[Supplied information]

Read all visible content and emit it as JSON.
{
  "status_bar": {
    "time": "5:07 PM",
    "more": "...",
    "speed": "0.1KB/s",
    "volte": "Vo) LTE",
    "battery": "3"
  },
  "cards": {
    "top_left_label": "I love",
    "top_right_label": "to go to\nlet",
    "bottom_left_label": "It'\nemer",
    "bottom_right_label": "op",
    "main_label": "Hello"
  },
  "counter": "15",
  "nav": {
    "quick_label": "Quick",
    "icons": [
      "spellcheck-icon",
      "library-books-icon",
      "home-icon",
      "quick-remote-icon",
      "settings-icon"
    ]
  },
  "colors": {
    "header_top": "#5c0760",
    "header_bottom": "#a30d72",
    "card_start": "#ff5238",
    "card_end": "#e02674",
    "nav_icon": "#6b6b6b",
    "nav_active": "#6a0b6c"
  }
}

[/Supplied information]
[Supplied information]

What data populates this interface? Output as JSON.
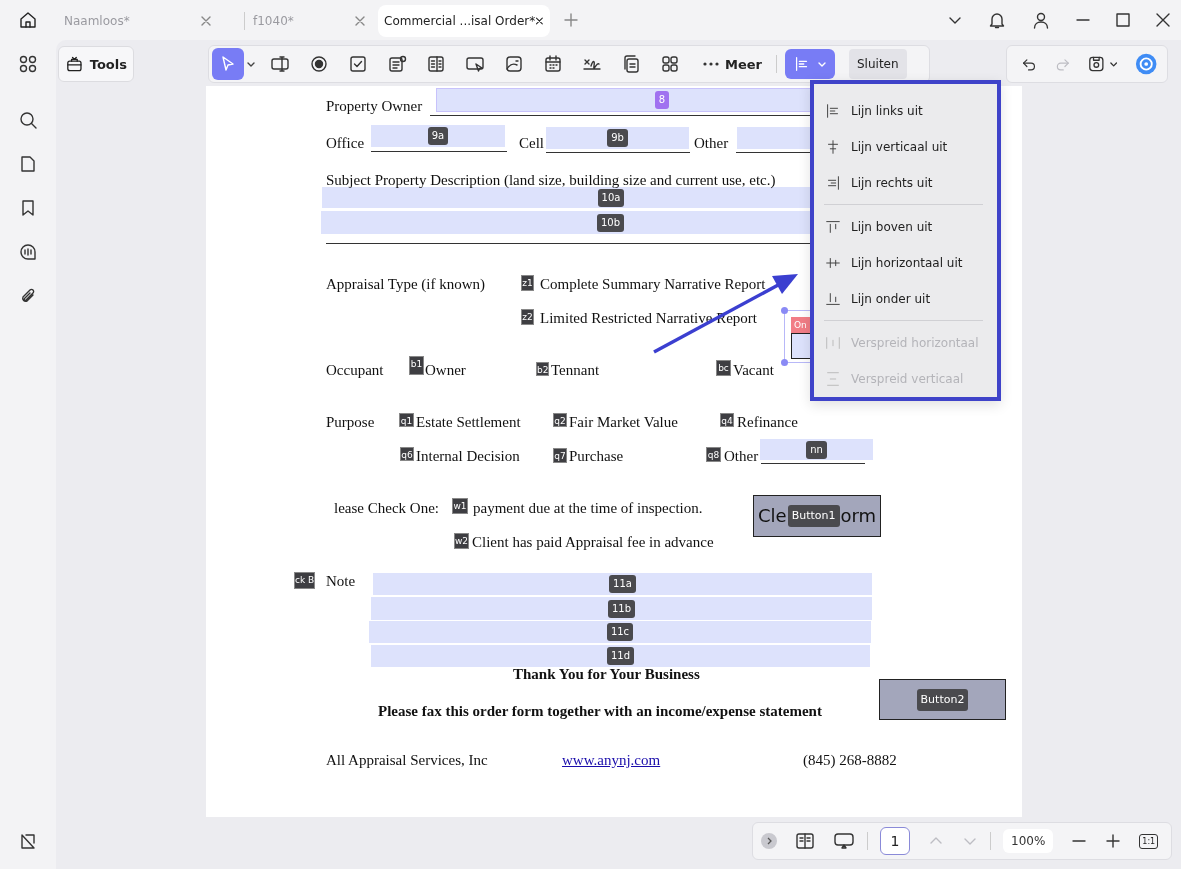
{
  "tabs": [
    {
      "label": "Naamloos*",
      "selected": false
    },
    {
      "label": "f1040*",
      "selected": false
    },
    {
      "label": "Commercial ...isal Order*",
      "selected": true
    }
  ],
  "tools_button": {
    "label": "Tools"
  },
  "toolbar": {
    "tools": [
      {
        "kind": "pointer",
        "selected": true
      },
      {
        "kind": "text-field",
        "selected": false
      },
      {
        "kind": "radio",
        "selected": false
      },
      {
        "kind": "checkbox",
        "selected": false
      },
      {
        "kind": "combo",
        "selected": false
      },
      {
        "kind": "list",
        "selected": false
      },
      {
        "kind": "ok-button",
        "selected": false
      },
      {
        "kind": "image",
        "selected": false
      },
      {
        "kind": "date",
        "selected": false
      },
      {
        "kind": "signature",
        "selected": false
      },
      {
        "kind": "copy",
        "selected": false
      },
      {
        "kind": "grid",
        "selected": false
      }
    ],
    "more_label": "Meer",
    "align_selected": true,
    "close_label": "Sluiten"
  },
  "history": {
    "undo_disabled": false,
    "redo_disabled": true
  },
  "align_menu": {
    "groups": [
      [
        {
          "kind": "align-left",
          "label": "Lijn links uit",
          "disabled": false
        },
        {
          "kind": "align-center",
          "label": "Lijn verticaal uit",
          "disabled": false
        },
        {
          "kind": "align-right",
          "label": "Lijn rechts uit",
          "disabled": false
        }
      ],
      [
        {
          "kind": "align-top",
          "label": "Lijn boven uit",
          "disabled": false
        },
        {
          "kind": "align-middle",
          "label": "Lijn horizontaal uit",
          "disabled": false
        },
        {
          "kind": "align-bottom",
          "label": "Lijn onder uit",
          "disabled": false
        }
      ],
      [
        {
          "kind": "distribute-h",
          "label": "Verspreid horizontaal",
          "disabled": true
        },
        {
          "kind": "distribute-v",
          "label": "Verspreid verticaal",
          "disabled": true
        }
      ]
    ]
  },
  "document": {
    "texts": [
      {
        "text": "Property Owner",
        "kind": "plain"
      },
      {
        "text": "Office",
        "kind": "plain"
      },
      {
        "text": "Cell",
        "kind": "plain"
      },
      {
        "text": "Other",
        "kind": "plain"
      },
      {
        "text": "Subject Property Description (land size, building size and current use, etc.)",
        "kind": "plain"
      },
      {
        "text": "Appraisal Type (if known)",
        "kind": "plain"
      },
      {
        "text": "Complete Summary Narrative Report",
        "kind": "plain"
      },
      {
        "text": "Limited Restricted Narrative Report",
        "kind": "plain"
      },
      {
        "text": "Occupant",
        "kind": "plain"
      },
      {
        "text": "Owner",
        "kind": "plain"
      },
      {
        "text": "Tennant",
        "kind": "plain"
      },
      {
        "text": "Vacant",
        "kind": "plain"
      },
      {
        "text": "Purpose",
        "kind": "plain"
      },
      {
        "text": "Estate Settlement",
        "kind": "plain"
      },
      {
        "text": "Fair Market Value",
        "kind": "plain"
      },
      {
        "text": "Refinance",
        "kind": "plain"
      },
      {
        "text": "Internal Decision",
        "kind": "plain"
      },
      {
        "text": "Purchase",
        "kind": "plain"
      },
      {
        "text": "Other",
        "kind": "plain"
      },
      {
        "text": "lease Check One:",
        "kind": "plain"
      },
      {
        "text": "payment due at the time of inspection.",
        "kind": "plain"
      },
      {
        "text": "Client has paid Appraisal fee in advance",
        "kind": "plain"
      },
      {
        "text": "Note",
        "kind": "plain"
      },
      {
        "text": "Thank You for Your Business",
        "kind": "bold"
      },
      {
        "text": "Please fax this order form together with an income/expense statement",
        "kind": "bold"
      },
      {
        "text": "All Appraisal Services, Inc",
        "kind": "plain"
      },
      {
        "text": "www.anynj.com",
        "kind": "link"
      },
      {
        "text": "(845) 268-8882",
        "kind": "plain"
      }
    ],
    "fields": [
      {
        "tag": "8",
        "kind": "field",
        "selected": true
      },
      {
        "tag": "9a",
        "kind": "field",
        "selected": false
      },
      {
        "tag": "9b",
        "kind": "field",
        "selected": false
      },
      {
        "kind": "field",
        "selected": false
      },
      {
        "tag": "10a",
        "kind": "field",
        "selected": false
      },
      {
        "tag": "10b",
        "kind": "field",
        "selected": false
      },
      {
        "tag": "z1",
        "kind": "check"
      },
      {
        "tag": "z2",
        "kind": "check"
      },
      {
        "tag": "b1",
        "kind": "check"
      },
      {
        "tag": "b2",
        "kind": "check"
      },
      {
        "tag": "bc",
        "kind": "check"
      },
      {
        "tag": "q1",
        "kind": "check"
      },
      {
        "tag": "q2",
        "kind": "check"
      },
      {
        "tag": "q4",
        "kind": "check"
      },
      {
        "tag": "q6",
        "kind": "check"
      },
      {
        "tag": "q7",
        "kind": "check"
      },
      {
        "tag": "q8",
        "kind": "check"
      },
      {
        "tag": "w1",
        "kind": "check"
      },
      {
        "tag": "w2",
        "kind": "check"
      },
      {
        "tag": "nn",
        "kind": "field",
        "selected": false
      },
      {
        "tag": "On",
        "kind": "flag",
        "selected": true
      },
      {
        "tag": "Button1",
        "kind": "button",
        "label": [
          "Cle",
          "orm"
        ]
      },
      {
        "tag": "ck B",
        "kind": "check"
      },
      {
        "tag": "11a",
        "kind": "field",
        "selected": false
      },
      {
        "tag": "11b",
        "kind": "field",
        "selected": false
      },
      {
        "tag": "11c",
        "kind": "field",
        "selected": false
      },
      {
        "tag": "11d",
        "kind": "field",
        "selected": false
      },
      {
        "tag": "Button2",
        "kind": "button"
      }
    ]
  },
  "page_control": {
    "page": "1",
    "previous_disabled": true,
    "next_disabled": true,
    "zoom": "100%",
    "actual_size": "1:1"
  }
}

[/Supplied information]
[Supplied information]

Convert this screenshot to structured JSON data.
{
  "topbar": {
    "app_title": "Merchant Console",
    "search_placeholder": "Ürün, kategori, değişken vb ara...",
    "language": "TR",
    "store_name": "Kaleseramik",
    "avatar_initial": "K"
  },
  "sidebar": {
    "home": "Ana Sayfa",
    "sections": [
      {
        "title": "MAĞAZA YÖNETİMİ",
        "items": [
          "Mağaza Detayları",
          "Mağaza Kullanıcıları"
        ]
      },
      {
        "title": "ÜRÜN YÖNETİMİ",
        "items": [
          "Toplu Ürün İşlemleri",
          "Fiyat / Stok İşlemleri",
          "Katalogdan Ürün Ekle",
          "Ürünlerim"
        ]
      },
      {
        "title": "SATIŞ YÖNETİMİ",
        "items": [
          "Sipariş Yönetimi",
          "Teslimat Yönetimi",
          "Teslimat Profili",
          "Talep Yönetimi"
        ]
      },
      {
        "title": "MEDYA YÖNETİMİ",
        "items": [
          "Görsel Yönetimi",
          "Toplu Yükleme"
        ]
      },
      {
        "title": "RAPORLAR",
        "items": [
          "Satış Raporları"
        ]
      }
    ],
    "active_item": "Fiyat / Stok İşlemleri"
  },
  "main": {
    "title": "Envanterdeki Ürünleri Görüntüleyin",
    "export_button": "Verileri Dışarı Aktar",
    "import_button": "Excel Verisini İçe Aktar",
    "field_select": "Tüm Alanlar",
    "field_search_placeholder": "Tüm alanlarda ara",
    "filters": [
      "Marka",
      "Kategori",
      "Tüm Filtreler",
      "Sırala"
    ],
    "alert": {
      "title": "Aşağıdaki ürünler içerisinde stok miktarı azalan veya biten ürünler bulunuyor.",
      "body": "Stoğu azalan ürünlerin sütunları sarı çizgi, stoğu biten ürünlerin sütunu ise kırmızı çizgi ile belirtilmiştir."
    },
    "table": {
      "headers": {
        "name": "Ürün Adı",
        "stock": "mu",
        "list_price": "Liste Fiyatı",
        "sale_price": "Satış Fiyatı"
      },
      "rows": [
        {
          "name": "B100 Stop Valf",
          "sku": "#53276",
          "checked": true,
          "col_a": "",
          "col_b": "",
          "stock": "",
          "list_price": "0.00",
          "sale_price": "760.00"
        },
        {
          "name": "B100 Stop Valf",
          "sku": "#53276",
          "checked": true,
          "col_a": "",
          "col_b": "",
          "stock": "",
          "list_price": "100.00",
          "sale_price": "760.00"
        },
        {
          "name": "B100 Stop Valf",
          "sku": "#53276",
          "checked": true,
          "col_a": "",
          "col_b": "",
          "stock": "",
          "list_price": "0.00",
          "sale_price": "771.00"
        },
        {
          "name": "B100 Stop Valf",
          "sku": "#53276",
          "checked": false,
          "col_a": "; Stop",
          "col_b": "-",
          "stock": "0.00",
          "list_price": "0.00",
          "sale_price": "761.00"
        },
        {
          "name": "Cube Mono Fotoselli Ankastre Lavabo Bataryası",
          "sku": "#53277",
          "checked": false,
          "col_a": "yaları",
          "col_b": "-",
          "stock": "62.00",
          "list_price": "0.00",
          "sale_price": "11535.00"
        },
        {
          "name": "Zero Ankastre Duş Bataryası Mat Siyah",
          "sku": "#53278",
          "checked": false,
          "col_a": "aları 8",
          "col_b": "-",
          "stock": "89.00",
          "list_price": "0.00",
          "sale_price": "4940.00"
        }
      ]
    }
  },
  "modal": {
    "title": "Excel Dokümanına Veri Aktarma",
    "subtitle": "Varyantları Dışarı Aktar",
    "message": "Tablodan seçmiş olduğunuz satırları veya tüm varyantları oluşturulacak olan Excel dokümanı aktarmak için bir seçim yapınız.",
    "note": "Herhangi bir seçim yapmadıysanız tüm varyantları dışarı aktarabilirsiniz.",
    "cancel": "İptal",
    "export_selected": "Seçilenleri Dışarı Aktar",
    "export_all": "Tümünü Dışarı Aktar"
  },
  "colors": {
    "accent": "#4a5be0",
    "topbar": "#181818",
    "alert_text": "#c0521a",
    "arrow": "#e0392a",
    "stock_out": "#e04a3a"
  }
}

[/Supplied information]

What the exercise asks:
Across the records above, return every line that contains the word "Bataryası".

Response to the exercise:
          "name": "Cube Mono Fotoselli Ankastre Lavabo Bataryası",
          "name": "Zero Ankastre Duş Bataryası Mat Siyah",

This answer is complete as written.